Recent lawsuits, especially the proposed settlements of key Uber and Lyft cases in California, have brought attention to the misclassification of gig economy workers as independent contractors rather than are employees. A critically important and often untold dimension of these settlements is how forced arbitration agreements have undercut the viability of these suits. A recent blog post from UCLA law professor Katherine V.W. Stone details how mandatory arbitration agreements represent a significant road block for drivers bringing lawsuits against Uber in an attempt to gain rights and benefits under existing labor and employment laws.

Stone examines the recently settled Uber litigation in California (O’Connor v. Uber) to illustrate how current arbitration law effectively extinguishes important worker rights. Ultimately, Uber’s use of arbitration clauses could effectively wipe out all class actions brought by drivers against Uber across the nation.

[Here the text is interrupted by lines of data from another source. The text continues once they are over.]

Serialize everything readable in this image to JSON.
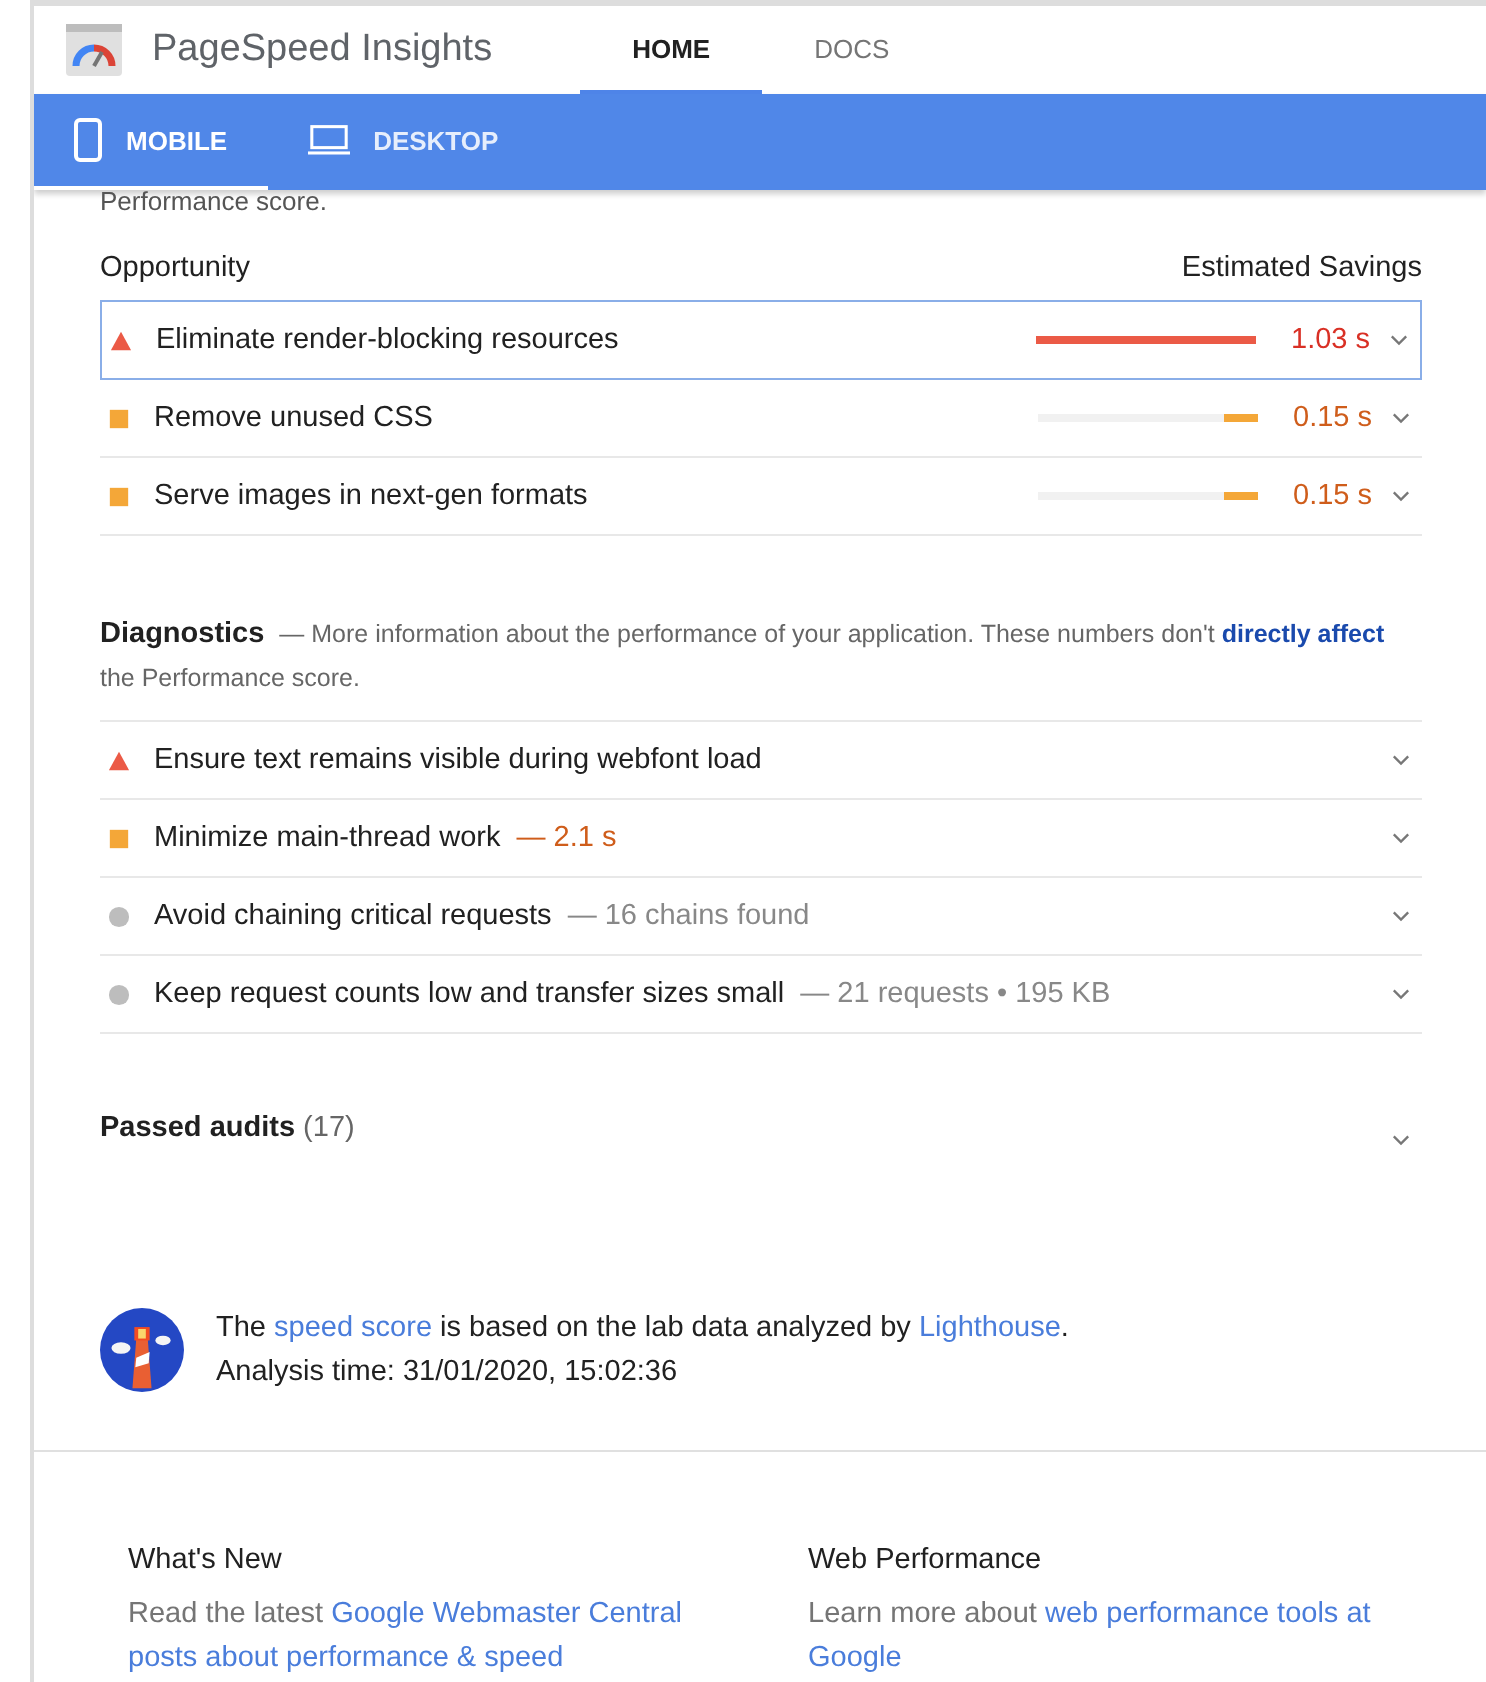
{
  "header": {
    "title": "PageSpeed Insights",
    "nav": [
      {
        "label": "HOME",
        "selected": true
      },
      {
        "label": "DOCS",
        "selected": false
      }
    ]
  },
  "device_tabs": [
    {
      "kind": "mobile",
      "label": "MOBILE",
      "selected": true
    },
    {
      "kind": "desktop",
      "label": "DESKTOP",
      "selected": false
    }
  ],
  "cut_text": "Performance score.",
  "opportunity": {
    "heading": "Opportunity",
    "savings_heading": "Estimated Savings",
    "items": [
      {
        "kind": "fail",
        "title": "Eliminate render-blocking resources",
        "savings": "1.03 s",
        "level": 1,
        "selected": true
      },
      {
        "kind": "average",
        "title": "Remove unused CSS",
        "savings": "0.15 s",
        "level": 0.15,
        "selected": false
      },
      {
        "kind": "average",
        "title": "Serve images in next-gen formats",
        "savings": "0.15 s",
        "level": 0.15,
        "selected": false
      }
    ]
  },
  "diagnostics": {
    "title": "Diagnostics",
    "description": [
      {
        "text": "— More information about the performance of your application. These numbers don't "
      },
      {
        "link": "directly affect"
      },
      {
        "text": " the Performance score."
      }
    ],
    "items": [
      {
        "kind": "fail",
        "title": "Ensure text remains visible during webfont load"
      },
      {
        "kind": "average",
        "title": "Minimize main-thread work",
        "detail": "— 2.1 s"
      },
      {
        "kind": "info",
        "title": "Avoid chaining critical requests",
        "detail": "— 16 chains found"
      },
      {
        "kind": "info",
        "title": "Keep request counts low and transfer sizes small",
        "detail": "— 21 requests • 195 KB"
      }
    ]
  },
  "passed_audits": {
    "label": "Passed audits",
    "count": "(17)"
  },
  "note": {
    "sentence": [
      {
        "text": "The "
      },
      {
        "link": "speed score"
      },
      {
        "text": " is based on the lab data analyzed by "
      },
      {
        "link": "Lighthouse"
      },
      {
        "text": "."
      }
    ],
    "analysis_time": "Analysis time: 31/01/2020, 15:02:36"
  },
  "footer": [
    {
      "title": "What's New",
      "text": [
        {
          "text": "Read the latest "
        },
        {
          "links": [
            "Google Webmaster Central",
            "posts about performance & speed"
          ]
        }
      ]
    },
    {
      "title": "Web Performance",
      "text": [
        {
          "text": "Learn more about "
        },
        {
          "links": [
            "web performance tools at",
            "Google"
          ]
        }
      ]
    }
  ]
}
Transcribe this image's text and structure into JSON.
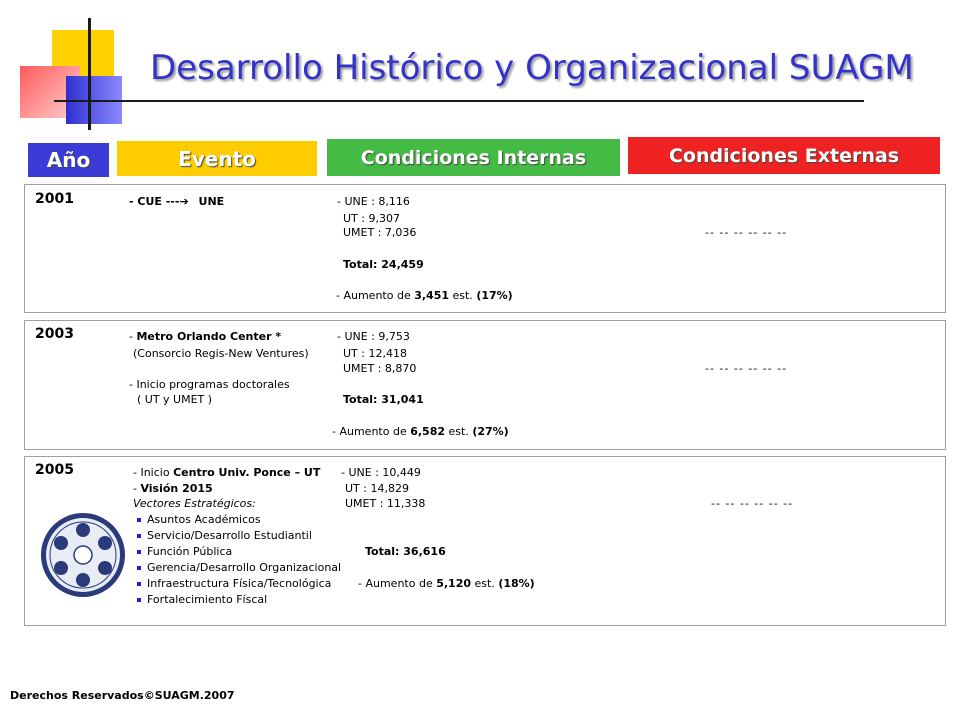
{
  "title": "Desarrollo Histórico y Organizacional SUAGM",
  "headers": {
    "year": "Año",
    "event": "Evento",
    "internal": "Condiciones Internas",
    "external": "Condiciones Externas"
  },
  "rows": [
    {
      "year": "2001",
      "event_lines": [
        "- CUE  ---",
        "UNE"
      ],
      "stats": [
        "- UNE :       8,116",
        "UT   :      9,307",
        "UMET :     7,036"
      ],
      "total": "Total:   24,459",
      "increase": {
        "prefix": "- Aumento de ",
        "value": "3,451",
        "suffix": " est. ",
        "pct": "(17%)"
      },
      "external": "--  --  --  --  --  --"
    },
    {
      "year": "2003",
      "event_lines": [
        "- ",
        "Metro Orlando Center *",
        "(Consorcio Regis-New Ventures)",
        "- Inicio programas doctorales",
        "( UT y UMET )"
      ],
      "stats": [
        "- UNE :        9,753",
        "UT   :     12,418",
        "UMET :       8,870"
      ],
      "total": "Total:    31,041",
      "increase": {
        "prefix": "- Aumento de ",
        "value": "6,582",
        "suffix": " est. ",
        "pct": "(27%)"
      },
      "external": "--  --  --  --  --  --"
    },
    {
      "year": "2005",
      "event_lines": [
        "- Inicio ",
        "Centro Univ. Ponce – UT",
        "- ",
        "Visión 2015",
        "Vectores Estratégicos:"
      ],
      "vectors": [
        "Asuntos Académicos",
        "Servicio/Desarrollo Estudiantil",
        "Función Pública",
        "Gerencia/Desarrollo Organizacional",
        "Infraestructura Física/Tecnológica",
        "Fortalecimiento Físcal"
      ],
      "stats": [
        "- UNE :       10,449",
        "UT   :      14,829",
        "UMET :     11,338"
      ],
      "total": "Total:    36,616",
      "increase": {
        "prefix": "- Aumento de ",
        "value": "5,120",
        "suffix": " est. ",
        "pct": "(18%)"
      },
      "external": "--  --  --  --  --  --"
    }
  ],
  "footer": "Derechos Reservados©SUAGM.2007",
  "colors": {
    "title": "#3333cc",
    "year_tab": "#3b3bd8",
    "event_tab": "#ffcc00",
    "internal_tab": "#44bb44",
    "external_tab": "#ee2222"
  }
}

To preserver workers’ rights, she recommends that Congress enact the Arbitration Fairness Act, which would remove employment disputes from the Federal Arbitration Act altogether.

Read the full blog post at